The Solitary Walker said...

Rubye, I just loved your comment. I'm so lucky to have such interesting people making such thoughtful and valuable comments on my blog. It really is great.

I agree with what you say: how there's beauty in humble objects, in things we don't perhaps automatically think of as 'beautiful', in all that we love… all of this chiming with comments made by George, Roselle and others.

I like your idea of having more words for love and beauty — there are so many different kinds of love relationship and so many different kinds of beauty, all meaning different things to different people.

However, something in me also instinctively believes in that universal love you mention in your first sentence: an essential, unchanging, all-encompassing, overwhelming timeless Love and Beauty, perhaps only to be truly and wholly found in God or Tao — or in a little part of each one of us (ref. Hinduisim).

The Solitary Walker said...

Nick — I agree wholeheartedly that we must be sceptical of concepts, indeed of everything (The 5th Agreement of Ruiz: question everything, but learn to listen) in order to discern the truth.

The Solitary Walker said...

As you know, I love Robinson Jeffers, Am, and wish he were better known in the UK.

'As for us: We must uncenter our minds from ourselves…'
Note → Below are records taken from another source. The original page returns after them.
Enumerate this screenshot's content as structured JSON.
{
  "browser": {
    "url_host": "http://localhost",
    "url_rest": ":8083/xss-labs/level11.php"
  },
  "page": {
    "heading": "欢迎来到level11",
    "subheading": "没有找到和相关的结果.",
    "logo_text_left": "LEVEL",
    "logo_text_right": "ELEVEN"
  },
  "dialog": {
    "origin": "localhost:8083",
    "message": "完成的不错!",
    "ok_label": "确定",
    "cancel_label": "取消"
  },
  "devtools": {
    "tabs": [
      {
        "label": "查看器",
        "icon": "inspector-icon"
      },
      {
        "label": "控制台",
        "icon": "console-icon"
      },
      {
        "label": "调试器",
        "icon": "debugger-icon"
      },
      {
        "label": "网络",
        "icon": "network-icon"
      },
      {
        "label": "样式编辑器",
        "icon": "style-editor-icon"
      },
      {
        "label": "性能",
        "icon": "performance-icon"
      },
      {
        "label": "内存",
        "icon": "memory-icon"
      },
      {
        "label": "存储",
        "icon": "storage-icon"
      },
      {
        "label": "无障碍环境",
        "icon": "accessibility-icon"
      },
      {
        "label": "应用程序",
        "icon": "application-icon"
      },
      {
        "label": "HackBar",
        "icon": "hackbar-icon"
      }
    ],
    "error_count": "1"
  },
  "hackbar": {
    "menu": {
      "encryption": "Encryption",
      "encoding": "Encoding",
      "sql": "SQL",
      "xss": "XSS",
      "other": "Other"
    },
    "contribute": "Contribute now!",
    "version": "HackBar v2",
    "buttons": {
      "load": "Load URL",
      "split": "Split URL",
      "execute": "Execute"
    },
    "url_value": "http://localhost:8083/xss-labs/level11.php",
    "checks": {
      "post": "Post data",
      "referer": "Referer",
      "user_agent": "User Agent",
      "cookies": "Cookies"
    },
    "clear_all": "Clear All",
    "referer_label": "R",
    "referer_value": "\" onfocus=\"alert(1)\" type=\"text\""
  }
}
I'm also reminded of this poem:
http://www.lorenwebster.net/In_a_Dark_Time/2007/04/05/jeffers-the-beauty-of-things/

The Solitary Walker said...

Thanks for your comment, Vagabonde, reminding us of the deeply personal nature of our idea of beauty and of all the different connotations of the word 'beauty'. You were lucky to see and hear Ruiz.

Goat said...

Beautifully put, sir.

I grew up in and around mangrove "swamps" and wetlands. I still find such places incredibly calming and beautiful. When i was growing up, my small town north of Brisbane was the butt of jokes for being a "slum" (originally a kind of cheap fishing-shack settlement): mud, mangroves and mosquitos. Now it's a place only millionaires can afford to buy into; the wetlands that were treated as wasteland in the 60s and 70s (and earlier) are protected by conventions and hordes of people drive there on the weekends to walk their dogs on the once-disgusting mudflats...

So concepts of the beautiful and important etc can definitely evolve along with other social attitudes. And even a mosquito has a certain "beauty", both before and especially after it is slapped into oblivion.

Loren said...

I couldn't possibly define "beauty," but I sometimes think I know it when I see it through the lens of my camera.

I must admit, though, that I find it easier to see beauty in nature than in man-made creations.

Amanda said...

There are those things, such as the Golden Mean, that are supposed to be scientific affirmation for such a concept as objective beauty in the universe. But that's a human-made concept, isn't it? Don Miguel has it right - what we perceive to be beauty as humans is learned. More to the truth is that no such thing exists out there, except a singularity which we can only barely conceive in our consciousness.

Wabi-sabi gets is, as does Keats. Philosophers and poets always do.

The Solitary Walker said...

Thanks for this terrific comment, Amanda.

The Solitary Walker said...

And thanks, too, for your own comments, Goat and Loren.

I agree, Loren — beauty in nature is almost a given, but beauty in some man-made creations can be hard to find.

A nice snapshot history of Brisbane, Goat, and its ambivalent 'beautification'. You are God's own ambassador, my friend — seeing the beauty in a mosquito!